Participants learn how cattle promote carbon sequestration and provide wildlife habitat through rotational grazing on native grasslands. By moving cattle at the right time, and leaving enough grass behind, players earn carbon points and attract numerous species of wildlife to their land. Other stewardship practices, like using off-stream watering systems, are also featured along with invasive weeds that must be managed through grazing or avoided for toxicity concerns.
“We know that student learning through gamification is an established trend,” said Amie Peck, who manages the Public and Stakeholder Engagement (PSE), a national Check-Off funded program that aims to build public trust in the way beef cattle are raised in Canada. We have had excellent uptake of the Guardians of the Grasslands film in classrooms, especially alongside the resources already created with Agriculture in the Classroom Canada and the Canadian Cattle Foundation. We wanted to create a unique experience for students from every background to imagine themselves as land stewards and discover how different decisions result in changes to the ecosystem.”
The project was made possible through the Youth Literacy in Agriculture funding grant provided by the Canadian Agricultural Partnership (CAP) with the Government of Alberta, as well as financial contributions provided by PSE, the Canadian Cattle Foundation and Ducks Unlimited Canada (DUC). In-kind sponsorship of the game was provided by Birds Canada and the Nature Conservancy of Canada.
“Canada’s grasslands are special, precious places and beef farmers and ranchers play a critical role in conserving this ecosystem and all the environmental benefits it provides,” Kristine Tapley, national lead for sustainable agriculture for DUC. “We are proud to help connect Alberta classrooms to nature where they can see and hear the sights and sounds of a grassland by putting themselves in the virtual boots of the stewards who raise our food.”

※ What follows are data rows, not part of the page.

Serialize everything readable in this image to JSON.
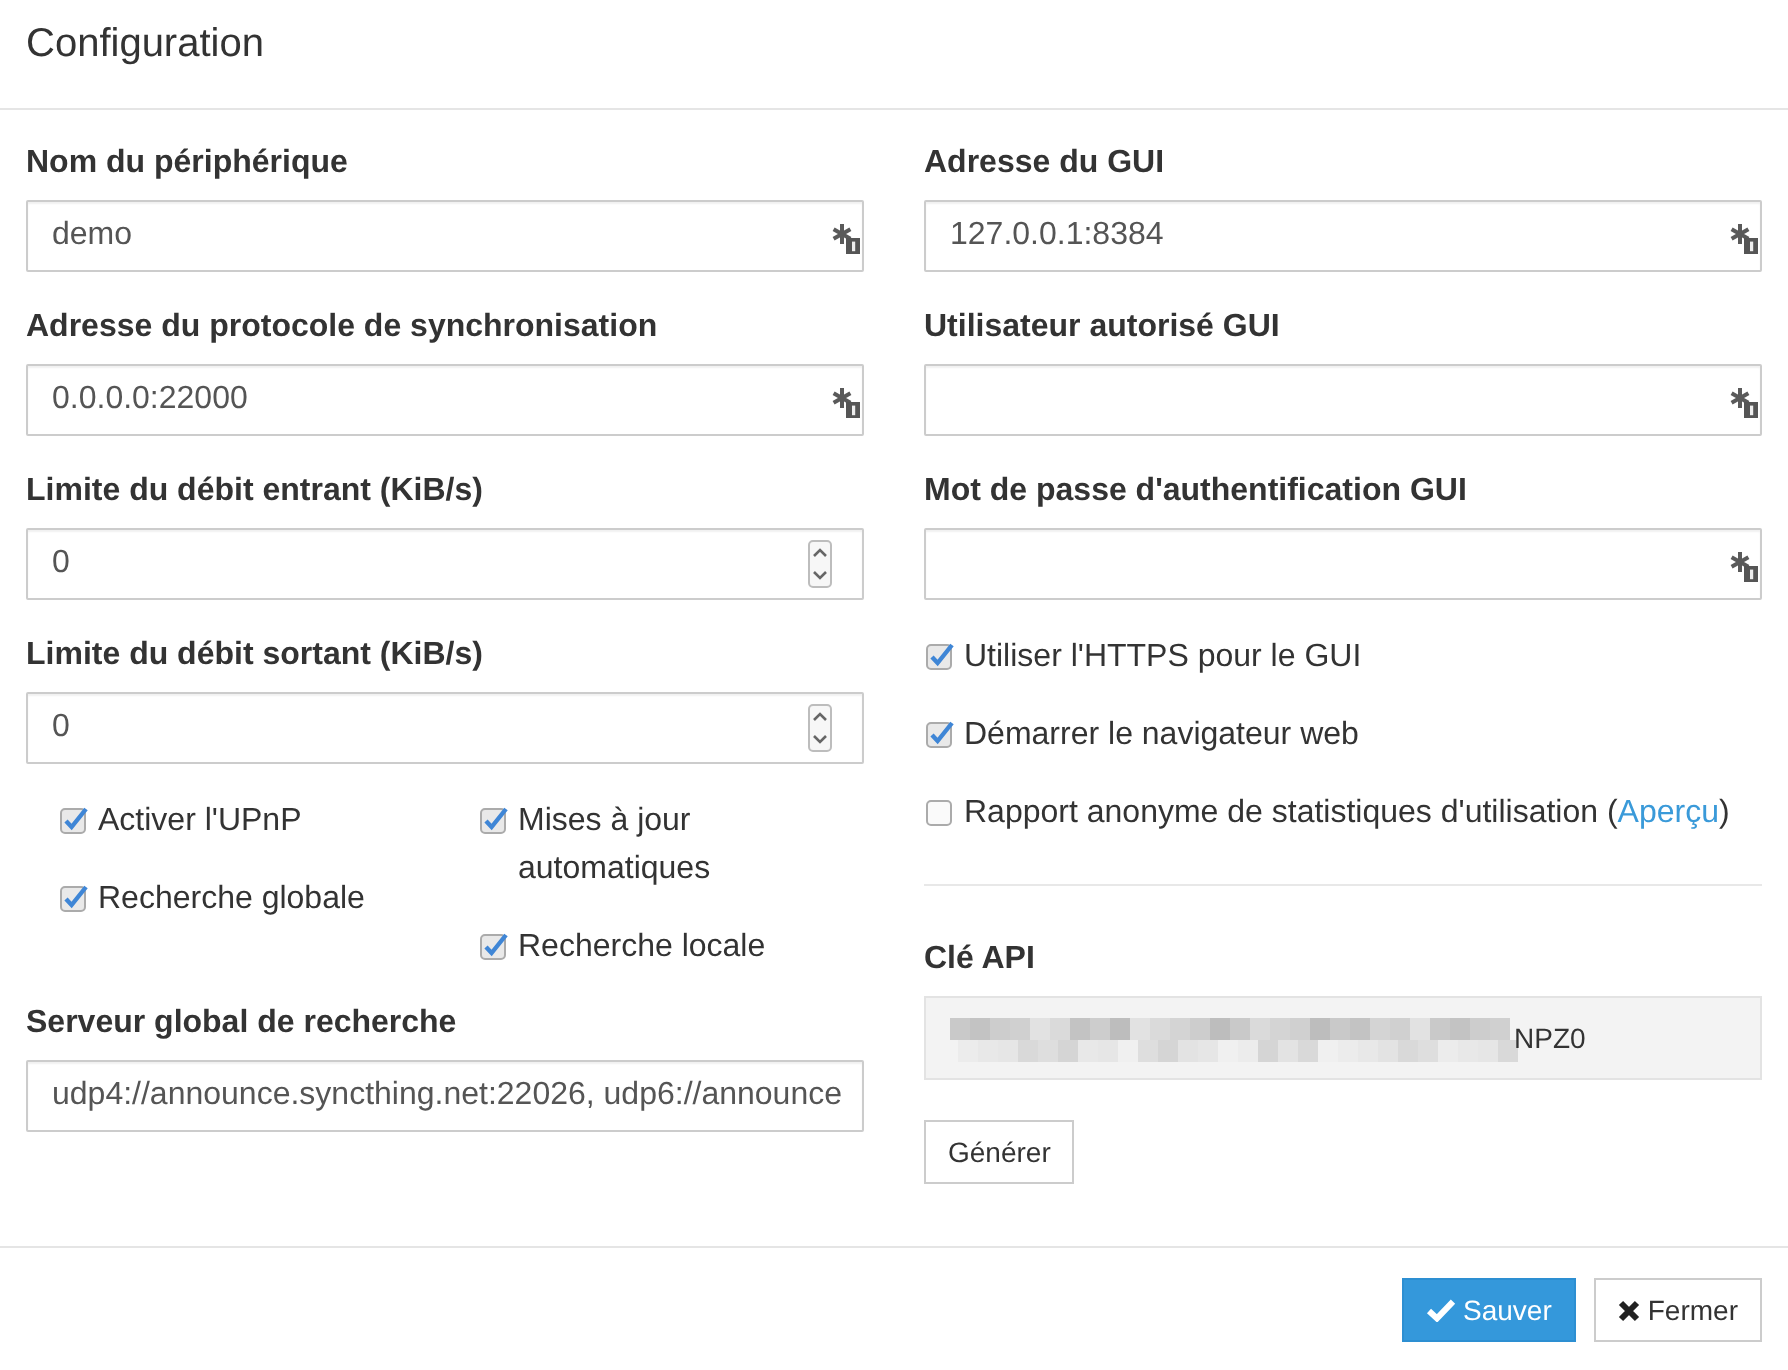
{
  "dialog": {
    "title": "Configuration"
  },
  "left_fields": [
    {
      "kind": "text",
      "label": "Nom du périphérique",
      "value": "demo",
      "autofill": true
    },
    {
      "kind": "text",
      "label": "Adresse du protocole de synchronisation",
      "value": "0.0.0.0:22000",
      "autofill": true
    },
    {
      "kind": "number",
      "label": "Limite du débit entrant (KiB/s)",
      "value": "0",
      "autofill": false
    },
    {
      "kind": "number",
      "label": "Limite du débit sortant (KiB/s)",
      "value": "0",
      "autofill": false
    }
  ],
  "option_columns": [
    {
      "items": [
        {
          "label": "Activer l'UPnP",
          "checked": true
        },
        {
          "label": "Recherche globale",
          "checked": true
        }
      ]
    },
    {
      "items": [
        {
          "label": "Mises à jour automatiques",
          "checked": true
        },
        {
          "label": "Recherche locale",
          "checked": true
        }
      ]
    }
  ],
  "discovery_server": {
    "kind": "text",
    "label": "Serveur global de recherche",
    "value": "udp4://announce.syncthing.net:22026, udp6://announce"
  },
  "right_fields": [
    {
      "kind": "text",
      "label": "Adresse du GUI",
      "value": "127.0.0.1:8384",
      "autofill": true
    },
    {
      "kind": "text",
      "label": "Utilisateur autorisé GUI",
      "autofill": true
    },
    {
      "kind": "text",
      "label": "Mot de passe d'authentification GUI",
      "autofill": true
    }
  ],
  "gui_options": [
    {
      "label": "Utiliser l'HTTPS pour le GUI",
      "checked": true
    },
    {
      "label": "Démarrer le navigateur web",
      "checked": true
    },
    {
      "label": "Rapport anonyme de statistiques d'utilisation (",
      "checked": false,
      "link": "Aperçu",
      "label_end": ")"
    }
  ],
  "api_key": {
    "label": "Clé API",
    "redacted": true,
    "value": "NPZ0",
    "button": "Générer"
  },
  "footer_buttons": [
    {
      "kind": "primary",
      "label": "Sauver"
    },
    {
      "kind": "default",
      "label": "Fermer"
    }
  ]
}
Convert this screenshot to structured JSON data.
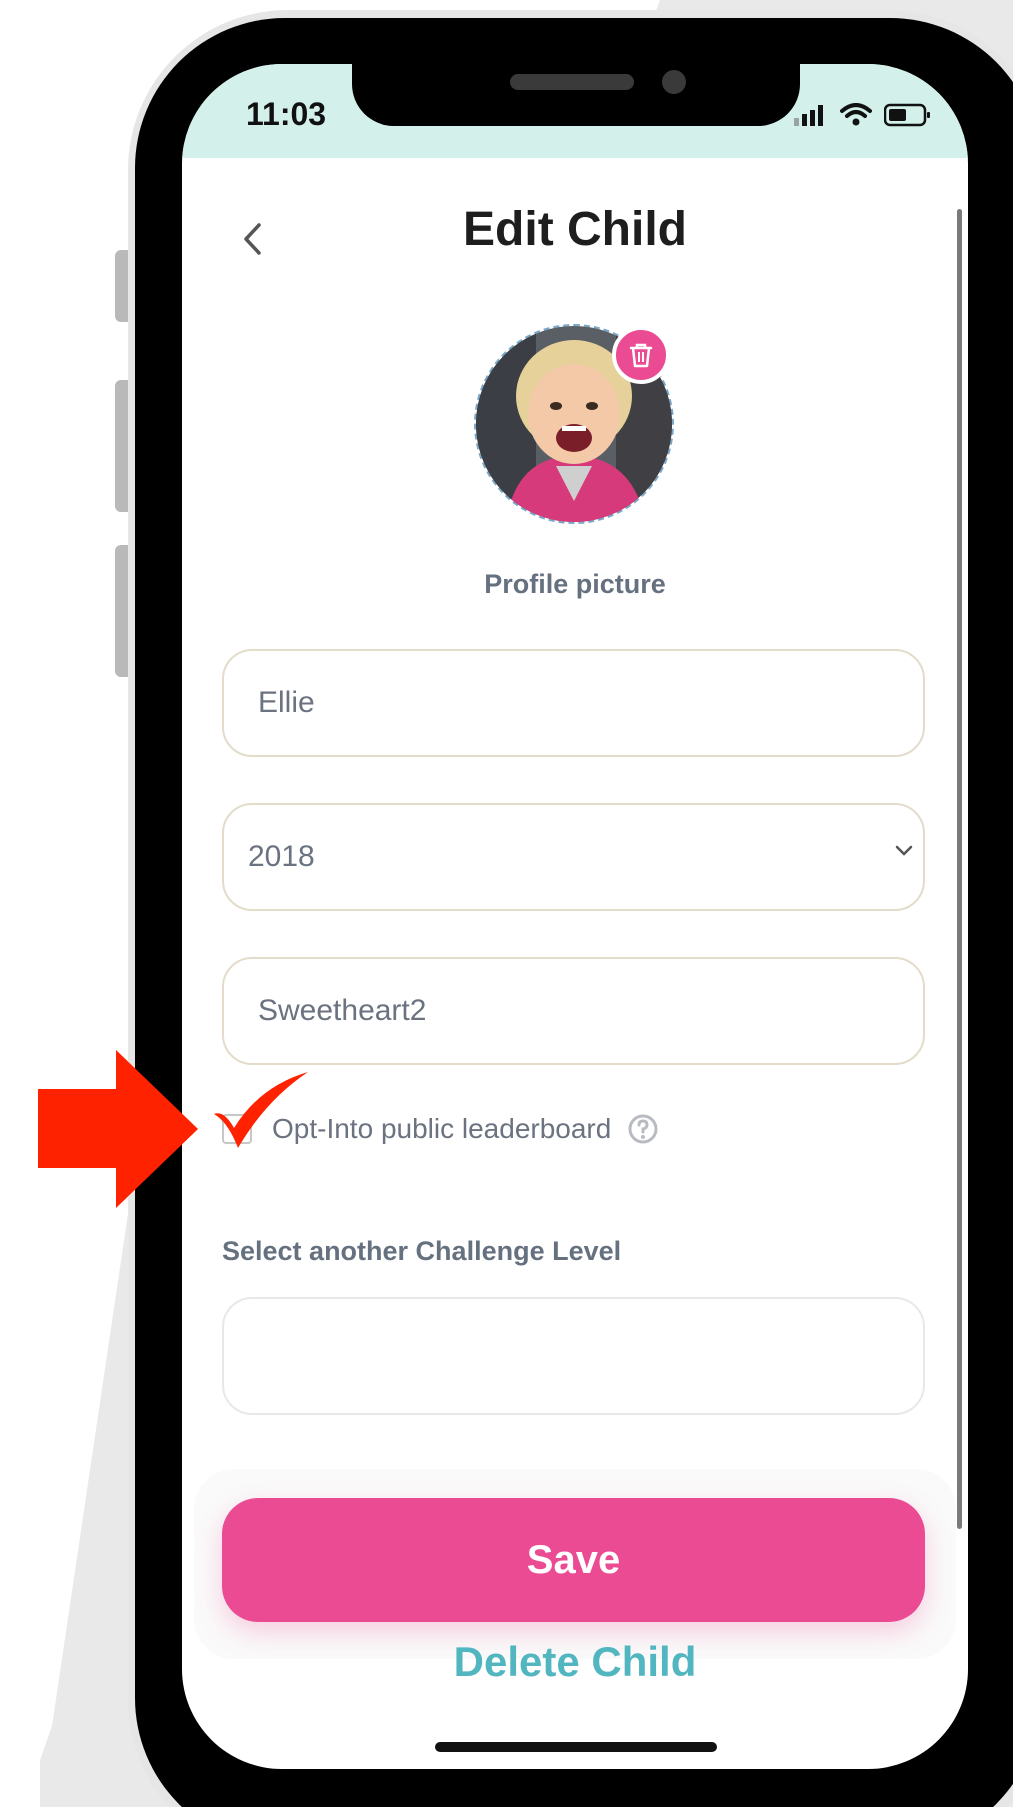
{
  "status_bar": {
    "time": "11:03"
  },
  "header": {
    "title": "Edit Child",
    "back_icon": "chevron-left-icon"
  },
  "profile": {
    "label": "Profile picture",
    "delete_icon": "trash-icon"
  },
  "form": {
    "name_value": "Ellie",
    "birth_year_value": "2018",
    "username_value": "Sweetheart2",
    "leaderboard_checkbox_label": "Opt-Into public leaderboard",
    "leaderboard_checked": false,
    "challenge_level_label": "Select another Challenge Level",
    "challenge_level_value": ""
  },
  "actions": {
    "save_label": "Save",
    "delete_label": "Delete Child"
  },
  "colors": {
    "accent_pink": "#ea4b93",
    "teal": "#52b6c1",
    "status_bar_bg": "#d3f0ea",
    "annotation_red": "#ff2200"
  }
}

While the first version of the game is specific to Alberta, additional classroom versions are being planned for Ontario, Manitoba, Saskatchewan and British Columbia for the fall of 2023. You can play the Guardians of the Grasslands Game today at www.gotggame.ca.Back to General